● **WHAT THE TASK ASKS**
All the entries that follow are to be returned exactly.

Stored items from a collection
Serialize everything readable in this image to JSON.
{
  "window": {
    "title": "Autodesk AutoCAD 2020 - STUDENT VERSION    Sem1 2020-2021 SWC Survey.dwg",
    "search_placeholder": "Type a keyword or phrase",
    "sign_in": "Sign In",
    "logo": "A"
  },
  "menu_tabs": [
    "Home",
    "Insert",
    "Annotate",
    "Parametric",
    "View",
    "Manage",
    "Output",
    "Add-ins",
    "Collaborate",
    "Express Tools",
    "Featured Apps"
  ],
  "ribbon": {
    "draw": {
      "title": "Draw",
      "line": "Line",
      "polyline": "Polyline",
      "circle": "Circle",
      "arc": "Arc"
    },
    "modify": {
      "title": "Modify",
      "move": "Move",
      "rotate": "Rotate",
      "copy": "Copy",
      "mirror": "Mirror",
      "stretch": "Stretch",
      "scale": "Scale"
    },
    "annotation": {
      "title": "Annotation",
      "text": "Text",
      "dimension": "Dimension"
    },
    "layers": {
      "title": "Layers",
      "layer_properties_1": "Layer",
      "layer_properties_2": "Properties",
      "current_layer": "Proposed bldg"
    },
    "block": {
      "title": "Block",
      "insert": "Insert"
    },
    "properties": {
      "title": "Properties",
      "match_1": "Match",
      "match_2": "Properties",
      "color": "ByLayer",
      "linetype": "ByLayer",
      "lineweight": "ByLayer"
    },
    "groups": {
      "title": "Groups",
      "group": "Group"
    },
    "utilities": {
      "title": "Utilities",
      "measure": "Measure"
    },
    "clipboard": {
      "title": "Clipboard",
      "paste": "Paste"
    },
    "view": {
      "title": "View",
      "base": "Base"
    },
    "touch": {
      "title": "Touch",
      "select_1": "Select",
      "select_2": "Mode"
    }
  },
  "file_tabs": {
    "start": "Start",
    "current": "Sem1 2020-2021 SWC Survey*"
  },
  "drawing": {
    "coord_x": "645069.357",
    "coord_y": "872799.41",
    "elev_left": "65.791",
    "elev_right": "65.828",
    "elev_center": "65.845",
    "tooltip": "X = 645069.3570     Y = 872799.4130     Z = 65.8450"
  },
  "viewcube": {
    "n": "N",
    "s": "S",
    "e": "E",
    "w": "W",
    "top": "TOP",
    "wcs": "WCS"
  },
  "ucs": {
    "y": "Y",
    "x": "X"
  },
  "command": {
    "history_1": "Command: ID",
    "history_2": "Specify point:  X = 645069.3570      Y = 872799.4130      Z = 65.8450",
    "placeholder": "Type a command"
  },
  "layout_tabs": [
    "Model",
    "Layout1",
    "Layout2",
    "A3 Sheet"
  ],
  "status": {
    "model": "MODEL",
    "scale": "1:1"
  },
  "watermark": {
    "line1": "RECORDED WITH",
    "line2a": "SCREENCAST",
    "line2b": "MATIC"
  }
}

● **TASK SOLUTION**
Serialize everything readable in this image to JSON.
{
  "window": {
    "title": "Autodesk AutoCAD 2020 - STUDENT VERSION    Sem1 2020-2021 SWC Survey.dwg",
    "search_placeholder": "Type a keyword or phrase",
    "sign_in": "Sign In",
    "logo": "A"
  },
  "menu_tabs": [
    "Home",
    "Insert",
    "Annotate",
    "Parametric",
    "View",
    "Manage",
    "Output",
    "Add-ins",
    "Collaborate",
    "Express Tools",
    "Featured Apps"
  ],
  "ribbon": {
    "draw": {
      "title": "Draw",
      "line": "Line",
      "polyline": "Polyline",
      "circle": "Circle",
      "arc": "Arc"
    },
    "modify": {
      "title": "Modify",
      "move": "Move",
      "rotate": "Rotate",
      "copy": "Copy",
      "mirror": "Mirror",
      "stretch": "Stretch",
      "scale": "Scale"
    },
    "annotation": {
      "title": "Annotation",
      "text": "Text",
      "dimension": "Dimension"
    },
    "layers": {
      "title": "Layers",
      "layer_properties_1": "Layer",
      "layer_properties_2": "Properties",
      "current_layer": "Proposed bldg"
    },
    "block": {
      "title": "Block",
      "insert": "Insert"
    },
    "properties": {
      "title": "Properties",
      "match_1": "Match",
      "match_2": "Properties",
      "color": "ByLayer",
      "linetype": "ByLayer",
      "lineweight": "ByLayer"
    },
    "groups": {
      "title": "Groups",
      "group": "Group"
    },
    "utilities": {
      "title": "Utilities",
      "measure": "Measure"
    },
    "clipboard": {
      "title": "Clipboard",
      "paste": "Paste"
    },
    "view": {
      "title": "View",
      "base": "Base"
    },
    "touch": {
      "title": "Touch",
      "select_1": "Select",
      "select_2": "Mode"
    }
  },
  "file_tabs": {
    "start": "Start",
    "current": "Sem1 2020-2021 SWC Survey*"
  },
  "drawing": {
    "coord_x": "645069.357",
    "coord_y": "872799.41",
    "elev_left": "65.791",
    "elev_right": "65.828",
    "elev_center": "65.845",
    "tooltip": "X = 645069.3570     Y = 872799.4130     Z = 65.8450"
  },
  "viewcube": {
    "n": "N",
    "s": "S",
    "e": "E",
    "w": "W",
    "top": "TOP",
    "wcs": "WCS"
  },
  "ucs": {
    "y": "Y",
    "x": "X"
  },
  "command": {
    "history_1": "Command: ID",
    "history_2": "Specify point:  X = 645069.3570      Y = 872799.4130      Z = 65.8450",
    "placeholder": "Type a command"
  },
  "layout_tabs": [
    "Model",
    "Layout1",
    "Layout2",
    "A3 Sheet"
  ],
  "status": {
    "model": "MODEL",
    "scale": "1:1"
  },
  "watermark": {
    "line1": "RECORDED WITH",
    "line2a": "SCREENCAST",
    "line2b": "MATIC"
  }
}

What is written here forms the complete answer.